Among the lines below, some may hold the word "成交金额"; state how many do, giving only the number.

-- Records supplied --
________________________
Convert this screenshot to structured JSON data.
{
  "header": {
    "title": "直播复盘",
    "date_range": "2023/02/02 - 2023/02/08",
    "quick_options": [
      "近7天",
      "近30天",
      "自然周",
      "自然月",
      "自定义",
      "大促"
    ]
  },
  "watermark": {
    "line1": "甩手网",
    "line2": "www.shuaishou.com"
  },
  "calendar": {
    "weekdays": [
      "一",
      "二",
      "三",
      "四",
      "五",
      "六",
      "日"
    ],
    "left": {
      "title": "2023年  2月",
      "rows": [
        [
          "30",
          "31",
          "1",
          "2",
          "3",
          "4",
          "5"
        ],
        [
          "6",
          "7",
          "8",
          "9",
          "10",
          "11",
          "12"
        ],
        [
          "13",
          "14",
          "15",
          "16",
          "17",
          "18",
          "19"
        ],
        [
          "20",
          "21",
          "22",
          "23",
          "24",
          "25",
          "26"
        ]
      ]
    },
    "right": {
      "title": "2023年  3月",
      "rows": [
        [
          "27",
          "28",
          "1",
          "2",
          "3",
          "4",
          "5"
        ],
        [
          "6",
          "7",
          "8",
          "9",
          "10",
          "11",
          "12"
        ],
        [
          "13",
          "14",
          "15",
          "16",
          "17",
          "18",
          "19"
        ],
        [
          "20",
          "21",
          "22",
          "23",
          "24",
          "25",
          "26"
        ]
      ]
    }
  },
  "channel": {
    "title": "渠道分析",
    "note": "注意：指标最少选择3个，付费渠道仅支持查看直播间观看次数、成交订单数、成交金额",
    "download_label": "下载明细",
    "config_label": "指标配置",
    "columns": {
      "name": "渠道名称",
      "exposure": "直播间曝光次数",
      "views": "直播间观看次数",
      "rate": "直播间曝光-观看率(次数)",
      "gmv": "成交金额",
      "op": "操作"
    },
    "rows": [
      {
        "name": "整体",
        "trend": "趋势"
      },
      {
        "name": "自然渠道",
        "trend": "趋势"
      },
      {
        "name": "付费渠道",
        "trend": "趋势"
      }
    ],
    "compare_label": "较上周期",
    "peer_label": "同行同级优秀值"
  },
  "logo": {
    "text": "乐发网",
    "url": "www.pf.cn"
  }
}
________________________
-- Task output --
2